What is wanted is every record, duplicated word for word.

(Dataset rows for apps and sites)
-- Opening Marker --
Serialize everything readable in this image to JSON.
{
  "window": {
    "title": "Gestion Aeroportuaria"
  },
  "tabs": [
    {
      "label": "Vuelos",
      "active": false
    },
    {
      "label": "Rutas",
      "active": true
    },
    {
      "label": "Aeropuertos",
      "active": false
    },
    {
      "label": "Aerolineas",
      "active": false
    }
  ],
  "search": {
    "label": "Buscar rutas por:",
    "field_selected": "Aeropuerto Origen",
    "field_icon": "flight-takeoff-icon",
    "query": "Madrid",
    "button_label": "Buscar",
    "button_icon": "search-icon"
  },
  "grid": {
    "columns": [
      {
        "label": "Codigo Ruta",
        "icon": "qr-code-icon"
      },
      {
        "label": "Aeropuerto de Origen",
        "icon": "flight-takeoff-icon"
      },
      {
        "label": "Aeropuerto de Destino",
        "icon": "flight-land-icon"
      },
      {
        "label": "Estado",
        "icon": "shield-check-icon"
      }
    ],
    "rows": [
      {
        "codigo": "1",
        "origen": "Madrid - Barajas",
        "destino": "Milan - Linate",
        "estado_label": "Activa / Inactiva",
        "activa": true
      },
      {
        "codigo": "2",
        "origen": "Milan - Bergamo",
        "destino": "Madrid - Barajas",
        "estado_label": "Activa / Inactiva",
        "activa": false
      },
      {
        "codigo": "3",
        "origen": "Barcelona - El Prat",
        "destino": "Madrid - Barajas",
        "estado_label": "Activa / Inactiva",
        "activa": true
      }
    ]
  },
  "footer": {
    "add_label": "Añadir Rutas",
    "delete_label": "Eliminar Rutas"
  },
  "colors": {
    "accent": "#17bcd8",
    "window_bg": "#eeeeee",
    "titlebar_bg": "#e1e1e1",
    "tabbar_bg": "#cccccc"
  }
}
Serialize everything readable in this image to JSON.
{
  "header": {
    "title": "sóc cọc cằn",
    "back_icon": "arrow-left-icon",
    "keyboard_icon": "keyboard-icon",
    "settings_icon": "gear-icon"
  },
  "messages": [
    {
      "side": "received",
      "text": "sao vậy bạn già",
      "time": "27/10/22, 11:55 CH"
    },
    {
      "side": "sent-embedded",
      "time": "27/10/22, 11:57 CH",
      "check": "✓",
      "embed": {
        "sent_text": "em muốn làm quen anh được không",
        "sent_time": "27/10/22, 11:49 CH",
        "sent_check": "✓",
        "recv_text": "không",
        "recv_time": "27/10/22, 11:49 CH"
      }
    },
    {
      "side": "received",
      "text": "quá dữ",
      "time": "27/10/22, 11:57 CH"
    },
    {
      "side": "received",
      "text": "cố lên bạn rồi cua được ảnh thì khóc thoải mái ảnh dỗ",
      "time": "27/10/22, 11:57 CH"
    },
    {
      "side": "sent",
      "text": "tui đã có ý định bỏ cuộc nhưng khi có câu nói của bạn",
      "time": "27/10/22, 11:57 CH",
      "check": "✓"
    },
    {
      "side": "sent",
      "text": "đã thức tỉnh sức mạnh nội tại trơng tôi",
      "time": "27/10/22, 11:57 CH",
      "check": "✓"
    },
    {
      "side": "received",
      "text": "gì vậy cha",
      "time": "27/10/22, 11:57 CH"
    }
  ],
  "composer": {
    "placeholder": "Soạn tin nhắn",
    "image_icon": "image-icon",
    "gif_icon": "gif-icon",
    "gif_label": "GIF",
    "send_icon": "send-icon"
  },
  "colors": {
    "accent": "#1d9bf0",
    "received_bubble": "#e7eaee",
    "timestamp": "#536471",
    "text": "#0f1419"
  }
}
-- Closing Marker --
Task answer –
Serialize everything readable in this image to JSON.
{
  "window": {
    "title": "Gestion Aeroportuaria"
  },
  "tabs": [
    {
      "label": "Vuelos",
      "active": false
    },
    {
      "label": "Rutas",
      "active": true
    },
    {
      "label": "Aeropuertos",
      "active": false
    },
    {
      "label": "Aerolineas",
      "active": false
    }
  ],
  "search": {
    "label": "Buscar rutas por:",
    "field_selected": "Aeropuerto Origen",
    "field_icon": "flight-takeoff-icon",
    "query": "Madrid",
    "button_label": "Buscar",
    "button_icon": "search-icon"
  },
  "grid": {
    "columns": [
      {
        "label": "Codigo Ruta",
        "icon": "qr-code-icon"
      },
      {
        "label": "Aeropuerto de Origen",
        "icon": "flight-takeoff-icon"
      },
      {
        "label": "Aeropuerto de Destino",
        "icon": "flight-land-icon"
      },
      {
        "label": "Estado",
        "icon": "shield-check-icon"
      }
    ],
    "rows": [
      {
        "codigo": "1",
        "origen": "Madrid - Barajas",
        "destino": "Milan - Linate",
        "estado_label": "Activa / Inactiva",
        "activa": true
      },
      {
        "codigo": "2",
        "origen": "Milan - Bergamo",
        "destino": "Madrid - Barajas",
        "estado_label": "Activa / Inactiva",
        "activa": false
      },
      {
        "codigo": "3",
        "origen": "Barcelona - El Prat",
        "destino": "Madrid - Barajas",
        "estado_label": "Activa / Inactiva",
        "activa": true
      }
    ]
  },
  "footer": {
    "add_label": "Añadir Rutas",
    "delete_label": "Eliminar Rutas"
  },
  "colors": {
    "accent": "#17bcd8",
    "window_bg": "#eeeeee",
    "titlebar_bg": "#e1e1e1",
    "tabbar_bg": "#cccccc"
  }
}
Serialize everything readable in this image to JSON.
{
  "header": {
    "title": "sóc cọc cằn",
    "back_icon": "arrow-left-icon",
    "keyboard_icon": "keyboard-icon",
    "settings_icon": "gear-icon"
  },
  "messages": [
    {
      "side": "received",
      "text": "sao vậy bạn già",
      "time": "27/10/22, 11:55 CH"
    },
    {
      "side": "sent-embedded",
      "time": "27/10/22, 11:57 CH",
      "check": "✓",
      "embed": {
        "sent_text": "em muốn làm quen anh được không",
        "sent_time": "27/10/22, 11:49 CH",
        "sent_check": "✓",
        "recv_text": "không",
        "recv_time": "27/10/22, 11:49 CH"
      }
    },
    {
      "side": "received",
      "text": "quá dữ",
      "time": "27/10/22, 11:57 CH"
    },
    {
      "side": "received",
      "text": "cố lên bạn rồi cua được ảnh thì khóc thoải mái ảnh dỗ",
      "time": "27/10/22, 11:57 CH"
    },
    {
      "side": "sent",
      "text": "tui đã có ý định bỏ cuộc nhưng khi có câu nói của bạn",
      "time": "27/10/22, 11:57 CH",
      "check": "✓"
    },
    {
      "side": "sent",
      "text": "đã thức tỉnh sức mạnh nội tại trơng tôi",
      "time": "27/10/22, 11:57 CH",
      "check": "✓"
    },
    {
      "side": "received",
      "text": "gì vậy cha",
      "time": "27/10/22, 11:57 CH"
    }
  ],
  "composer": {
    "placeholder": "Soạn tin nhắn",
    "image_icon": "image-icon",
    "gif_icon": "gif-icon",
    "gif_label": "GIF",
    "send_icon": "send-icon"
  },
  "colors": {
    "accent": "#1d9bf0",
    "received_bubble": "#e7eaee",
    "timestamp": "#536471",
    "text": "#0f1419"
  }
}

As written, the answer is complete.